5. The Sweet Enoughs — “Dream Puppy”
When you hear this song, you may think you’ve stepped into a dream. In reality, it’s Paul Bender, the bassist from the incredible band Hiatus Kaiyote and his new easy-listening project The Sweet Enoughs.
“[‘Dream Puppy’] sounds like it just stepped out of an Italian film from the 1960s,” Mara says. “Every song on the album is so well put together and [this song] is a real throwback to composing entire songs via an instrument rather than a computer.”
6. James Fauntleroy — “Take Me There”
A personal “friend in my head,” James Fauntleroy is the mastermind behind your favorite songs sung by Frank Ocean, Bruno Mars, and Rihanna.
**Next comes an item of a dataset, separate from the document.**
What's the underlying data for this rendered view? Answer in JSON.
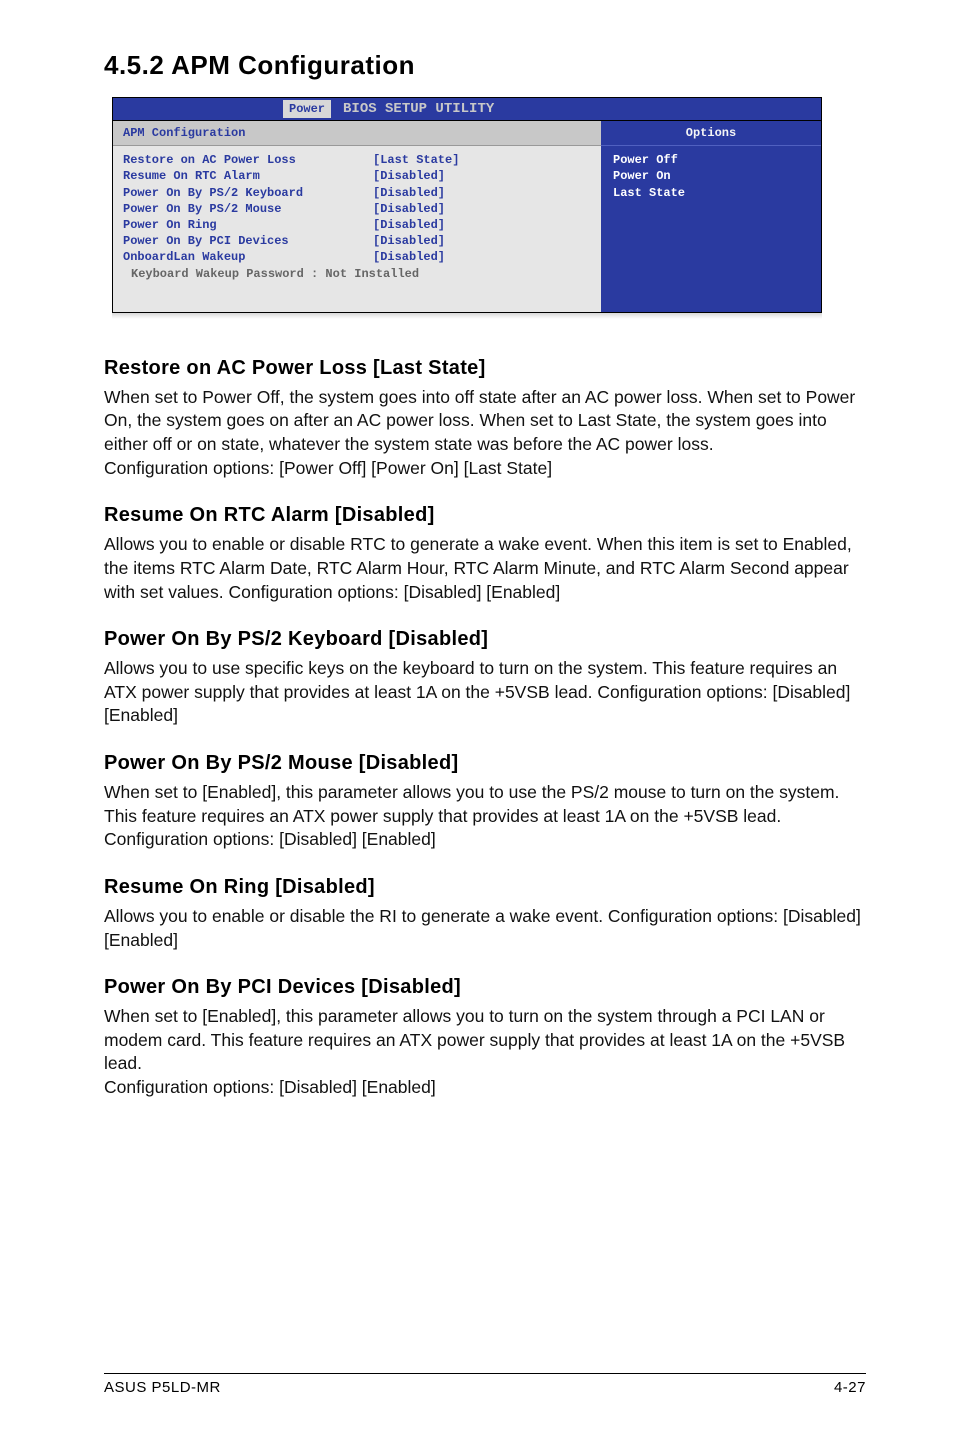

Oh, did I forget to mention King Bey? “Take Me There” is the demo track the Grammy Award-winning songwriter and producer co-wrote which ended up becoming “Part II (On the Run),” a spiritual successor to The Carters’ “‘03 Bonnie & Clyde.” If you don’t know about this guy, listen to his versions of “James Joint” and “Fertilizer”.
7. Troy Kingi — “Caught in the Rain”
“Troy Kingi is another Maori brother from Aotearoa,” Mara shares about the 2020 Taite Music Prize winner. “Caught in the Rain,” a dope ditty from The Ghost Of Freddie Cesar, was inspired by 70’s soul king Shuggie Otis. “Kingi’s whole catalogue is dope. He is one of my favorite songwriters here and definitely worth a listen.”
8. H.E.R. — “Damages”
It goes without saying H.E.R.’s talent with the pen and pad are beyond legend. “Damages,” her emotionally charged, love-centric smash hit, still gets the body swaying whenever it comes on. Her solid songwriting is ever-present and authentic, making H.E.R. the leader of a new school of writers that will take Black music to another level.
9. Eno x Dirty — “GETURSELF2GETHA”
Producer Eden Jouaval (Eno) and rapper Manu Walters (Dirty) met at Ponsonby intermediate, but never lost the edge to speak truth to power. Straight from Grey Lynn, the New Zealand duo of Eno x Dirty have gained a hoard of supporters thanks to their gritty-rap sensibilities.
“Good god, if anyone had told me that Trump would have supporters in NZ from the poor brown community, I would’ve laughed,” Mara says. “This song talks about the rise of white supremacy in NZ and reminds our own community to not believe every preacher-type they see on YouTube!”
10. Ty Dolla $ign — “BOSS”
Nate Dogg controversy aside, Ty Dolla $ign is one of the hardest working songwriters out right now. His words have been sung and rapped by everyone from Christina Aguilera to Kanye West and Drake. When Beyoncé and Jay-Z dropped their first collaborative album, Everything is Love, the L.A. hit-makers’ “BOSS” reference track found its way online just a few days after Migos’ “Apeshit” did too.
The amount of creativity that flows from Ty Dolla and these other songwriters looks to power 2021, too, so dive into their respective discographies and enjoy the audio adventures.